== EXERCISE REQUIREMENTS ==
The output should contain the listing word for word and no pictures.
==============================
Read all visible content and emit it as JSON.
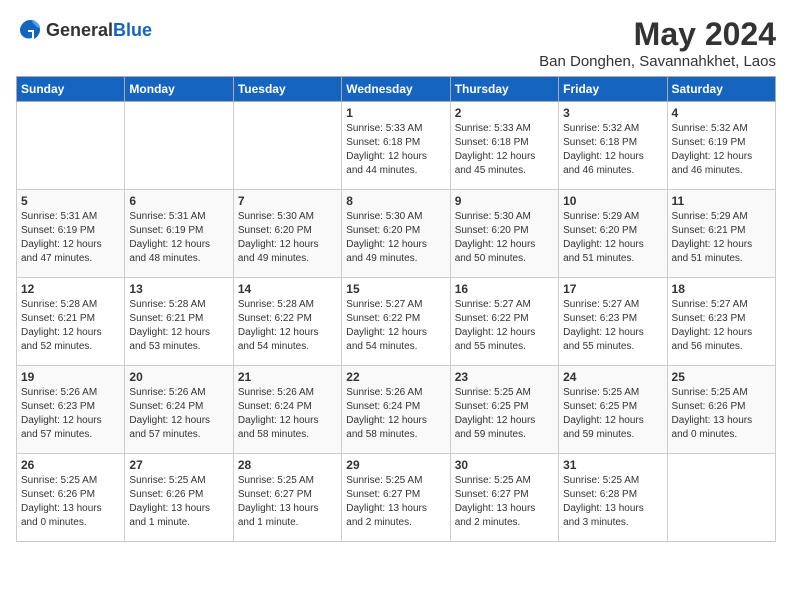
{
  "header": {
    "logo_general": "General",
    "logo_blue": "Blue",
    "month": "May 2024",
    "location": "Ban Donghen, Savannahkhet, Laos"
  },
  "days_of_week": [
    "Sunday",
    "Monday",
    "Tuesday",
    "Wednesday",
    "Thursday",
    "Friday",
    "Saturday"
  ],
  "weeks": [
    [
      {
        "day": "",
        "info": ""
      },
      {
        "day": "",
        "info": ""
      },
      {
        "day": "",
        "info": ""
      },
      {
        "day": "1",
        "info": "Sunrise: 5:33 AM\nSunset: 6:18 PM\nDaylight: 12 hours\nand 44 minutes."
      },
      {
        "day": "2",
        "info": "Sunrise: 5:33 AM\nSunset: 6:18 PM\nDaylight: 12 hours\nand 45 minutes."
      },
      {
        "day": "3",
        "info": "Sunrise: 5:32 AM\nSunset: 6:18 PM\nDaylight: 12 hours\nand 46 minutes."
      },
      {
        "day": "4",
        "info": "Sunrise: 5:32 AM\nSunset: 6:19 PM\nDaylight: 12 hours\nand 46 minutes."
      }
    ],
    [
      {
        "day": "5",
        "info": "Sunrise: 5:31 AM\nSunset: 6:19 PM\nDaylight: 12 hours\nand 47 minutes."
      },
      {
        "day": "6",
        "info": "Sunrise: 5:31 AM\nSunset: 6:19 PM\nDaylight: 12 hours\nand 48 minutes."
      },
      {
        "day": "7",
        "info": "Sunrise: 5:30 AM\nSunset: 6:20 PM\nDaylight: 12 hours\nand 49 minutes."
      },
      {
        "day": "8",
        "info": "Sunrise: 5:30 AM\nSunset: 6:20 PM\nDaylight: 12 hours\nand 49 minutes."
      },
      {
        "day": "9",
        "info": "Sunrise: 5:30 AM\nSunset: 6:20 PM\nDaylight: 12 hours\nand 50 minutes."
      },
      {
        "day": "10",
        "info": "Sunrise: 5:29 AM\nSunset: 6:20 PM\nDaylight: 12 hours\nand 51 minutes."
      },
      {
        "day": "11",
        "info": "Sunrise: 5:29 AM\nSunset: 6:21 PM\nDaylight: 12 hours\nand 51 minutes."
      }
    ],
    [
      {
        "day": "12",
        "info": "Sunrise: 5:28 AM\nSunset: 6:21 PM\nDaylight: 12 hours\nand 52 minutes."
      },
      {
        "day": "13",
        "info": "Sunrise: 5:28 AM\nSunset: 6:21 PM\nDaylight: 12 hours\nand 53 minutes."
      },
      {
        "day": "14",
        "info": "Sunrise: 5:28 AM\nSunset: 6:22 PM\nDaylight: 12 hours\nand 54 minutes."
      },
      {
        "day": "15",
        "info": "Sunrise: 5:27 AM\nSunset: 6:22 PM\nDaylight: 12 hours\nand 54 minutes."
      },
      {
        "day": "16",
        "info": "Sunrise: 5:27 AM\nSunset: 6:22 PM\nDaylight: 12 hours\nand 55 minutes."
      },
      {
        "day": "17",
        "info": "Sunrise: 5:27 AM\nSunset: 6:23 PM\nDaylight: 12 hours\nand 55 minutes."
      },
      {
        "day": "18",
        "info": "Sunrise: 5:27 AM\nSunset: 6:23 PM\nDaylight: 12 hours\nand 56 minutes."
      }
    ],
    [
      {
        "day": "19",
        "info": "Sunrise: 5:26 AM\nSunset: 6:23 PM\nDaylight: 12 hours\nand 57 minutes."
      },
      {
        "day": "20",
        "info": "Sunrise: 5:26 AM\nSunset: 6:24 PM\nDaylight: 12 hours\nand 57 minutes."
      },
      {
        "day": "21",
        "info": "Sunrise: 5:26 AM\nSunset: 6:24 PM\nDaylight: 12 hours\nand 58 minutes."
      },
      {
        "day": "22",
        "info": "Sunrise: 5:26 AM\nSunset: 6:24 PM\nDaylight: 12 hours\nand 58 minutes."
      },
      {
        "day": "23",
        "info": "Sunrise: 5:25 AM\nSunset: 6:25 PM\nDaylight: 12 hours\nand 59 minutes."
      },
      {
        "day": "24",
        "info": "Sunrise: 5:25 AM\nSunset: 6:25 PM\nDaylight: 12 hours\nand 59 minutes."
      },
      {
        "day": "25",
        "info": "Sunrise: 5:25 AM\nSunset: 6:26 PM\nDaylight: 13 hours\nand 0 minutes."
      }
    ],
    [
      {
        "day": "26",
        "info": "Sunrise: 5:25 AM\nSunset: 6:26 PM\nDaylight: 13 hours\nand 0 minutes."
      },
      {
        "day": "27",
        "info": "Sunrise: 5:25 AM\nSunset: 6:26 PM\nDaylight: 13 hours\nand 1 minute."
      },
      {
        "day": "28",
        "info": "Sunrise: 5:25 AM\nSunset: 6:27 PM\nDaylight: 13 hours\nand 1 minute."
      },
      {
        "day": "29",
        "info": "Sunrise: 5:25 AM\nSunset: 6:27 PM\nDaylight: 13 hours\nand 2 minutes."
      },
      {
        "day": "30",
        "info": "Sunrise: 5:25 AM\nSunset: 6:27 PM\nDaylight: 13 hours\nand 2 minutes."
      },
      {
        "day": "31",
        "info": "Sunrise: 5:25 AM\nSunset: 6:28 PM\nDaylight: 13 hours\nand 3 minutes."
      },
      {
        "day": "",
        "info": ""
      }
    ]
  ]
}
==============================
== SOLUTION FOR THIS TASK ==
Read all visible content and emit it as JSON.
{
  "header": {
    "logo_general": "General",
    "logo_blue": "Blue",
    "month": "May 2024",
    "location": "Ban Donghen, Savannahkhet, Laos"
  },
  "days_of_week": [
    "Sunday",
    "Monday",
    "Tuesday",
    "Wednesday",
    "Thursday",
    "Friday",
    "Saturday"
  ],
  "weeks": [
    [
      {
        "day": "",
        "info": ""
      },
      {
        "day": "",
        "info": ""
      },
      {
        "day": "",
        "info": ""
      },
      {
        "day": "1",
        "info": "Sunrise: 5:33 AM\nSunset: 6:18 PM\nDaylight: 12 hours\nand 44 minutes."
      },
      {
        "day": "2",
        "info": "Sunrise: 5:33 AM\nSunset: 6:18 PM\nDaylight: 12 hours\nand 45 minutes."
      },
      {
        "day": "3",
        "info": "Sunrise: 5:32 AM\nSunset: 6:18 PM\nDaylight: 12 hours\nand 46 minutes."
      },
      {
        "day": "4",
        "info": "Sunrise: 5:32 AM\nSunset: 6:19 PM\nDaylight: 12 hours\nand 46 minutes."
      }
    ],
    [
      {
        "day": "5",
        "info": "Sunrise: 5:31 AM\nSunset: 6:19 PM\nDaylight: 12 hours\nand 47 minutes."
      },
      {
        "day": "6",
        "info": "Sunrise: 5:31 AM\nSunset: 6:19 PM\nDaylight: 12 hours\nand 48 minutes."
      },
      {
        "day": "7",
        "info": "Sunrise: 5:30 AM\nSunset: 6:20 PM\nDaylight: 12 hours\nand 49 minutes."
      },
      {
        "day": "8",
        "info": "Sunrise: 5:30 AM\nSunset: 6:20 PM\nDaylight: 12 hours\nand 49 minutes."
      },
      {
        "day": "9",
        "info": "Sunrise: 5:30 AM\nSunset: 6:20 PM\nDaylight: 12 hours\nand 50 minutes."
      },
      {
        "day": "10",
        "info": "Sunrise: 5:29 AM\nSunset: 6:20 PM\nDaylight: 12 hours\nand 51 minutes."
      },
      {
        "day": "11",
        "info": "Sunrise: 5:29 AM\nSunset: 6:21 PM\nDaylight: 12 hours\nand 51 minutes."
      }
    ],
    [
      {
        "day": "12",
        "info": "Sunrise: 5:28 AM\nSunset: 6:21 PM\nDaylight: 12 hours\nand 52 minutes."
      },
      {
        "day": "13",
        "info": "Sunrise: 5:28 AM\nSunset: 6:21 PM\nDaylight: 12 hours\nand 53 minutes."
      },
      {
        "day": "14",
        "info": "Sunrise: 5:28 AM\nSunset: 6:22 PM\nDaylight: 12 hours\nand 54 minutes."
      },
      {
        "day": "15",
        "info": "Sunrise: 5:27 AM\nSunset: 6:22 PM\nDaylight: 12 hours\nand 54 minutes."
      },
      {
        "day": "16",
        "info": "Sunrise: 5:27 AM\nSunset: 6:22 PM\nDaylight: 12 hours\nand 55 minutes."
      },
      {
        "day": "17",
        "info": "Sunrise: 5:27 AM\nSunset: 6:23 PM\nDaylight: 12 hours\nand 55 minutes."
      },
      {
        "day": "18",
        "info": "Sunrise: 5:27 AM\nSunset: 6:23 PM\nDaylight: 12 hours\nand 56 minutes."
      }
    ],
    [
      {
        "day": "19",
        "info": "Sunrise: 5:26 AM\nSunset: 6:23 PM\nDaylight: 12 hours\nand 57 minutes."
      },
      {
        "day": "20",
        "info": "Sunrise: 5:26 AM\nSunset: 6:24 PM\nDaylight: 12 hours\nand 57 minutes."
      },
      {
        "day": "21",
        "info": "Sunrise: 5:26 AM\nSunset: 6:24 PM\nDaylight: 12 hours\nand 58 minutes."
      },
      {
        "day": "22",
        "info": "Sunrise: 5:26 AM\nSunset: 6:24 PM\nDaylight: 12 hours\nand 58 minutes."
      },
      {
        "day": "23",
        "info": "Sunrise: 5:25 AM\nSunset: 6:25 PM\nDaylight: 12 hours\nand 59 minutes."
      },
      {
        "day": "24",
        "info": "Sunrise: 5:25 AM\nSunset: 6:25 PM\nDaylight: 12 hours\nand 59 minutes."
      },
      {
        "day": "25",
        "info": "Sunrise: 5:25 AM\nSunset: 6:26 PM\nDaylight: 13 hours\nand 0 minutes."
      }
    ],
    [
      {
        "day": "26",
        "info": "Sunrise: 5:25 AM\nSunset: 6:26 PM\nDaylight: 13 hours\nand 0 minutes."
      },
      {
        "day": "27",
        "info": "Sunrise: 5:25 AM\nSunset: 6:26 PM\nDaylight: 13 hours\nand 1 minute."
      },
      {
        "day": "28",
        "info": "Sunrise: 5:25 AM\nSunset: 6:27 PM\nDaylight: 13 hours\nand 1 minute."
      },
      {
        "day": "29",
        "info": "Sunrise: 5:25 AM\nSunset: 6:27 PM\nDaylight: 13 hours\nand 2 minutes."
      },
      {
        "day": "30",
        "info": "Sunrise: 5:25 AM\nSunset: 6:27 PM\nDaylight: 13 hours\nand 2 minutes."
      },
      {
        "day": "31",
        "info": "Sunrise: 5:25 AM\nSunset: 6:28 PM\nDaylight: 13 hours\nand 3 minutes."
      },
      {
        "day": "",
        "info": ""
      }
    ]
  ]
}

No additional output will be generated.